Anyway, the sigmoidoscopy went fine, and I received the report right away – severe ulcerative colitis – I knew that much – but it had spread farther up my colon. I scanned the report, sent it to my gastro doc, who responded right away and said we need to meet immediately. But again we had the insurance issues. He told me that for these consultations, paying privately only costs around $25. I have no idea how that works. I went to the hospital in Haifa, where his offices are, found the gastro department and was told I needed to wait an hour to see the doc. Not thrilled, but what can you do. I had multiple legal appointments later in the day at my office, an hour and a half away. I sat around, twiddling my thumbs, and after an hour asked the clerk about the appointment. She then said, go down the hall and wait outside his office. When I got there, someone was already seeing him, and others were waiting to see him. I was confused as to why I was told to wait in the first place. I explained, in my rudimentary Hebrew, to the others sitting there, that my appointment was scheduled an hour earlier. After waiting another 20 minutes, I went in to see my doc. He asked where was my registration slip (at least he speaks in English). I said the clerk didn’t give me one. He said he couldn’t do anything without it, so I needed to go back and register. Why this didn’t happen in the beginning (as no one told me it was necessary) is part of the phenomenon of Israeli service or lack thereof.

I returned to the clerk and asked for the registration. She spoke no English and didn’t seem happy with my Hebrew.
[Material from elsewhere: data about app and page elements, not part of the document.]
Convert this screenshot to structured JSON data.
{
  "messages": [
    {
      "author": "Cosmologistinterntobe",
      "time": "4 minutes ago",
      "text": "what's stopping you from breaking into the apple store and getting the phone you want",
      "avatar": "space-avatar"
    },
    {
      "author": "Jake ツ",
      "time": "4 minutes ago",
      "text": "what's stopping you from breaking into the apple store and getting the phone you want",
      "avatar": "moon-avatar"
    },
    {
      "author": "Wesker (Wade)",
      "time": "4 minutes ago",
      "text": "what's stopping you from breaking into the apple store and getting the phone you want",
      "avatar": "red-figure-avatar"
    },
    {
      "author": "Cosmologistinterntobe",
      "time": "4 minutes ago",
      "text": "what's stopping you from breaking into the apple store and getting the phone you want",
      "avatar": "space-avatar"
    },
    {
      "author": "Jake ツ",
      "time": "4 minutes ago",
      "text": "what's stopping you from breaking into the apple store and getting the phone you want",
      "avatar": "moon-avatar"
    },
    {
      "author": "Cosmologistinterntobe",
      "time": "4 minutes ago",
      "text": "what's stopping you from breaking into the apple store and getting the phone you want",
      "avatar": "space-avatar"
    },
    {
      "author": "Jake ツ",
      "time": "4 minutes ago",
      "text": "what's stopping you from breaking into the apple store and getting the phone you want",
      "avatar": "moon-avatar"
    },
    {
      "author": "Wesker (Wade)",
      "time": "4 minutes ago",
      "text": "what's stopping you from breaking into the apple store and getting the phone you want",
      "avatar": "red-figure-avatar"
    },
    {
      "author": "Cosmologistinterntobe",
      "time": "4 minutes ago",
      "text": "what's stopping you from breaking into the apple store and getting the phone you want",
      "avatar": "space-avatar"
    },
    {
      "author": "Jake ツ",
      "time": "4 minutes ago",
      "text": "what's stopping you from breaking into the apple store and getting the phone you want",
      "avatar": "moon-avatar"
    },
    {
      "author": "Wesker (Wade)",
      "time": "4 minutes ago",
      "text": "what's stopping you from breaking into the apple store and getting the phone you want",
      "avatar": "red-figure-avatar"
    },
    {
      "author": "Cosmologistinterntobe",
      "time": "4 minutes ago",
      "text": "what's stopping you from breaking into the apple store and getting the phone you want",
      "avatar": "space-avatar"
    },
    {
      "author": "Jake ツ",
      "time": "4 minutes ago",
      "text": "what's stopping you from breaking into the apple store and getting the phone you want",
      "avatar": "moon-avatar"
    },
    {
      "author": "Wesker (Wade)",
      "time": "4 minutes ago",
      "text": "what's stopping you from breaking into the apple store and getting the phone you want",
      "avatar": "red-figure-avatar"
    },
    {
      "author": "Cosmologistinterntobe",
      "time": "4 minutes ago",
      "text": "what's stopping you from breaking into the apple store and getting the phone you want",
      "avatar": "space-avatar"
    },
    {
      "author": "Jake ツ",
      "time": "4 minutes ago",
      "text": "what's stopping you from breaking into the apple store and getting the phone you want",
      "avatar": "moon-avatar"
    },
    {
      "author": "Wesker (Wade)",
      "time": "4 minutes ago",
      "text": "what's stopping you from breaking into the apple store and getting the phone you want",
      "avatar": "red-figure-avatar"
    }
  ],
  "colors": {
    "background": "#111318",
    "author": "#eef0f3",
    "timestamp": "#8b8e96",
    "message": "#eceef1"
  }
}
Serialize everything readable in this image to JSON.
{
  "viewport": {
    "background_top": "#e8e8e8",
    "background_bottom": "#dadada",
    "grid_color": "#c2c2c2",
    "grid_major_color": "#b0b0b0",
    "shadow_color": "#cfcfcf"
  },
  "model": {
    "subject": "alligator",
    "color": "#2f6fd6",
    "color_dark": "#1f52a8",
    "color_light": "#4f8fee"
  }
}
Who knows, maybe I accidentally said she was ugly. Anyway, she handed me the registration and said I must pay the $25. No problem, but when I handed her the money, she said no; rather, I must go somewhere else in the massive hospital and pay it. Whatever. I went back to the doctor and now waited another half hour because he had grabbed the next guy in the interim. When I finally saw him he basically said my previous treatments were not working, and he wanted to start me on immuno-suppressant therapy. Since colitis is an auto-immune disease, it means my immune system is attacking my colon for no reason. (Sounds like colitis originated in Iran). So, I get to start these immune-suppressant treatments this week, meaning that now I will be more susceptible to infections because my immune system will be compromised. To top it off, I have the privilege of taking these meds for the rest of my life.

He ordered another barrage of tests, of course, to be administered in various hospitals around the country, including one on Mars. Also, I had to bring in poop samples (it keeps getting better and better), and who knows where they go – maybe Iran. He also requested I see him in another month, meaning I had to visit again with Nurse Ratchet to get an appointment. When I got to her station, her window was closed, but she was sitting next to another “friendly” woman, who refused to help me, and indicated Nurse Ratchet had to give me the appointment. Of course, this is all in Hebrew, which makes me worried, because I don’t want to accidentally schedule a kidney transplant.  Nurse Ratchet apparently overheard the conversation, and suddenly handed over a new order – presumably the next appointment and not the kidney transplant. I again asked about where to make the payment. She blurted out the answer in some foreign language, which I figured meant down one floor. I went down one floor, which was the lobby, and left. Never did find the place to pay. I’m not sure what will happen when I return next month, but if the guards at the entrance look Iranian, I’m outta there.